Excerpts from an interface dataset:
- Opening Delimiter -

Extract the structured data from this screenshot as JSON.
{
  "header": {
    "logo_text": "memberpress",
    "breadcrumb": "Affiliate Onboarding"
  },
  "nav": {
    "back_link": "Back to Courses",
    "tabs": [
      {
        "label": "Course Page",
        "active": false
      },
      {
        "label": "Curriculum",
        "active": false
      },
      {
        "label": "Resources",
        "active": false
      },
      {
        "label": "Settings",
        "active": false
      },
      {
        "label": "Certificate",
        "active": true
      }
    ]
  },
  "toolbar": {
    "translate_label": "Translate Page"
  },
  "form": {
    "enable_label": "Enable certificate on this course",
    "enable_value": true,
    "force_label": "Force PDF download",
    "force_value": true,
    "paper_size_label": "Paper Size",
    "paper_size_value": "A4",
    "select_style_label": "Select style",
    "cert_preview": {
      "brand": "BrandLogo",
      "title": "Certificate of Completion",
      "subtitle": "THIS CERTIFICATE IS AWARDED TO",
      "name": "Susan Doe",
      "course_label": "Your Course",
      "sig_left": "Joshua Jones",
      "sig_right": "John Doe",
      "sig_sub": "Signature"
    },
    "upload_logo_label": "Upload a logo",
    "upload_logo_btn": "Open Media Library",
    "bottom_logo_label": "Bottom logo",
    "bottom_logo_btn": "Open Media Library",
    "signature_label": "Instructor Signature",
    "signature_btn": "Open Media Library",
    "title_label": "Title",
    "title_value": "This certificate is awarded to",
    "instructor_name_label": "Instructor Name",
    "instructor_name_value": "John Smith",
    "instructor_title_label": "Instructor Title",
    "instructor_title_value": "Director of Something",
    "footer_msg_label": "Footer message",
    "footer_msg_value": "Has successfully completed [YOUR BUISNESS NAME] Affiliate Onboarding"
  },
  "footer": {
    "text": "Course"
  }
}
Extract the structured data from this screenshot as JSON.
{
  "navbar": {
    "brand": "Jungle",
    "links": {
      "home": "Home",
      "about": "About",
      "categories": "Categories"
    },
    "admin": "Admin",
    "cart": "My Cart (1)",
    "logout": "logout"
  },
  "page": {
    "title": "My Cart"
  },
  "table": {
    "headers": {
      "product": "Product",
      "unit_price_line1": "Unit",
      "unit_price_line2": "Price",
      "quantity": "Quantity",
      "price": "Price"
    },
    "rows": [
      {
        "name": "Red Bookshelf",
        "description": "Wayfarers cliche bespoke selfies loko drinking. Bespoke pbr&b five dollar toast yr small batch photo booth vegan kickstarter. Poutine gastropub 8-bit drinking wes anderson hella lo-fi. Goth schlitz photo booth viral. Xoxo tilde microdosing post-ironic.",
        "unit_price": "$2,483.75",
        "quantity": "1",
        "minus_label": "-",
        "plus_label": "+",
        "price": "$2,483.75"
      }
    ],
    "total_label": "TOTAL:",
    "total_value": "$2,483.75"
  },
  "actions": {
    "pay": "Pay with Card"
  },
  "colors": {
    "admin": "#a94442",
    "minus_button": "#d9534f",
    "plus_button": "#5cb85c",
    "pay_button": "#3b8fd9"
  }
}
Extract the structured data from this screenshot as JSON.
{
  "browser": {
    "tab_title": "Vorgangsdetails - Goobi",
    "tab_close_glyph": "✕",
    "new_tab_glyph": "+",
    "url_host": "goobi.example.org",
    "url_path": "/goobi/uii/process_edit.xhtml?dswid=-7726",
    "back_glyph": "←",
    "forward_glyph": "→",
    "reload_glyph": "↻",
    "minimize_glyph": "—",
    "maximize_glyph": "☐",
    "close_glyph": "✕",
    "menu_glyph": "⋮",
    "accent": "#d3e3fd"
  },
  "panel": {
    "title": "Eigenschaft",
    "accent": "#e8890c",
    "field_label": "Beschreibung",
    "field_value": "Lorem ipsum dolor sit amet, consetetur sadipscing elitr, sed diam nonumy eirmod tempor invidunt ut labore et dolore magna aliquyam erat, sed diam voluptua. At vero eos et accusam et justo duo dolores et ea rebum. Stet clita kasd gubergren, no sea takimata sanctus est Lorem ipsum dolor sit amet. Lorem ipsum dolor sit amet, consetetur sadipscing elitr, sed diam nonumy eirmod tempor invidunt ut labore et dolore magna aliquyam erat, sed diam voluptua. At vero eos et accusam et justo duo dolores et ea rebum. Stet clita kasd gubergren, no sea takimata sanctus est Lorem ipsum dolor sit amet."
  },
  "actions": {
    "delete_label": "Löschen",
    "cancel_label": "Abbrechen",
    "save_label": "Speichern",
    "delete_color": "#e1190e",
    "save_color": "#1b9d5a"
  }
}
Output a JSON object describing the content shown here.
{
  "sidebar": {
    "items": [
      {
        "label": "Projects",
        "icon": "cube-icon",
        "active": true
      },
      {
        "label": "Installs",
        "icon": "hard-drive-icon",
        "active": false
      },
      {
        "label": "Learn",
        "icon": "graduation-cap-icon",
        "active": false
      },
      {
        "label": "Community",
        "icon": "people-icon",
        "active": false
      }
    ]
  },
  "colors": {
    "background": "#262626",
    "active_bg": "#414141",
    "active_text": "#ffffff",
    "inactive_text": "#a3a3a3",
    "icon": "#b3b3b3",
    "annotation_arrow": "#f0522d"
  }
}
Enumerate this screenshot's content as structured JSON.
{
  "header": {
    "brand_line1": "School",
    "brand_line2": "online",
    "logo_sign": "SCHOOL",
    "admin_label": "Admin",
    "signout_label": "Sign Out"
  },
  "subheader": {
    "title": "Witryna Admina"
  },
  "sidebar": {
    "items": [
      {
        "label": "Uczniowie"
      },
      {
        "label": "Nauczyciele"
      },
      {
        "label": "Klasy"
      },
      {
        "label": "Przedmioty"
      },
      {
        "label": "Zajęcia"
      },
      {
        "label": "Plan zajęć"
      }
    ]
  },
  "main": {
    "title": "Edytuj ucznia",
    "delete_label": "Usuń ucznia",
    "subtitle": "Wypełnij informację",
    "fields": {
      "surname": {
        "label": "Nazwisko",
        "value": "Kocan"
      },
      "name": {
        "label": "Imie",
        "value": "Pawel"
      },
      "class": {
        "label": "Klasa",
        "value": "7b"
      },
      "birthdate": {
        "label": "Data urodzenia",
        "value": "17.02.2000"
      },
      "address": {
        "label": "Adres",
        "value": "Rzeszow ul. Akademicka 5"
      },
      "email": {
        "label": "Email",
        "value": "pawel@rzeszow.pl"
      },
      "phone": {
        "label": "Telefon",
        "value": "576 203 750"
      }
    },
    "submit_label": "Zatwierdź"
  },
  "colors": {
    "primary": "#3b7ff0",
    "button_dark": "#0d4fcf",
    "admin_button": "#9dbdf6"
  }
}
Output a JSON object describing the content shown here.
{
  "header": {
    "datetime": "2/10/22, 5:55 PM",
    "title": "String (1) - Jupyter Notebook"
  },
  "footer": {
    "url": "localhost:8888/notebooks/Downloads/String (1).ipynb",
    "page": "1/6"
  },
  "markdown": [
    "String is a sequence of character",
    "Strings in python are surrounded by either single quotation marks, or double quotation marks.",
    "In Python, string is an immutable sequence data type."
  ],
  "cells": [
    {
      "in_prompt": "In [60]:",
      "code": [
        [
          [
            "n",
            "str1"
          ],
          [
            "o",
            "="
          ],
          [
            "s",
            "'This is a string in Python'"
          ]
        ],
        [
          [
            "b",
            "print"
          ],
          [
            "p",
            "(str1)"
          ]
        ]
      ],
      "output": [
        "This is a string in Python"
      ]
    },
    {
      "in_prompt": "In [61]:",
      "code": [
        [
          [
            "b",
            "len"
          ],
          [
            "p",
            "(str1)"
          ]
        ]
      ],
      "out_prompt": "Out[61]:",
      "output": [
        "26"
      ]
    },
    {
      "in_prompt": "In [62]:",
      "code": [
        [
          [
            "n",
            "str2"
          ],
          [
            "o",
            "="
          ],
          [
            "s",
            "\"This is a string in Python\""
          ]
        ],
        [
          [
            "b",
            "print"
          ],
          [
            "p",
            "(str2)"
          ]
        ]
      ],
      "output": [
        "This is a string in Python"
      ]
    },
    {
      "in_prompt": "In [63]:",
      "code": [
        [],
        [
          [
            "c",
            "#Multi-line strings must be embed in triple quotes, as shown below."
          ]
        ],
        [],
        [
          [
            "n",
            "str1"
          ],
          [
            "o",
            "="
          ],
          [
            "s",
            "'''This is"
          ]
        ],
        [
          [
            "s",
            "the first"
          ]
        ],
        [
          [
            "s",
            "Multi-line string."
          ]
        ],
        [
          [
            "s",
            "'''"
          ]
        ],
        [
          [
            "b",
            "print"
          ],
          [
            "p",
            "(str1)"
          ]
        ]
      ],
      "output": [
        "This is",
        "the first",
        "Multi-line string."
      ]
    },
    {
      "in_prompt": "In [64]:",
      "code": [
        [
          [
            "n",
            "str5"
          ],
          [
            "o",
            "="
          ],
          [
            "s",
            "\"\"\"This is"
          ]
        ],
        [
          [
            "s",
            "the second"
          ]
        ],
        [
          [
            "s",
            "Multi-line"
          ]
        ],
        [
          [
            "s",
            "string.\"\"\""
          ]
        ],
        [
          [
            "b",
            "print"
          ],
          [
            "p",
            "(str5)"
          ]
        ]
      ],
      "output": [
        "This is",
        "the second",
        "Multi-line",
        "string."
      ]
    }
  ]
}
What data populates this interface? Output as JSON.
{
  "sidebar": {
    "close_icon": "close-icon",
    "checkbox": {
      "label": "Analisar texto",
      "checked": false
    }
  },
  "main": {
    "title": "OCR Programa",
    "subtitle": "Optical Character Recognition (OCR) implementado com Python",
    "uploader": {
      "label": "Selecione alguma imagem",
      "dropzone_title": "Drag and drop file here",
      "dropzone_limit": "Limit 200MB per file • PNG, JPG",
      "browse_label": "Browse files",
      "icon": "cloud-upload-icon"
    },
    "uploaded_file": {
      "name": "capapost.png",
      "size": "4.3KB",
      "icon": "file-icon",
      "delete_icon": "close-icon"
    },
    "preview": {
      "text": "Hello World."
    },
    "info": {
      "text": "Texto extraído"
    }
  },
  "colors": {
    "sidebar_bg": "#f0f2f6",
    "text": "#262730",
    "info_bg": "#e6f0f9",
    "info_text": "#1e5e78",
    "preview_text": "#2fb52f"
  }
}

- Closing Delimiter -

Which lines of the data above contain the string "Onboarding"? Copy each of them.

    "breadcrumb": "Affiliate Onboarding"
    "footer_msg_value": "Has successfully completed [YOUR BUISNESS NAME] Affiliate Onboarding"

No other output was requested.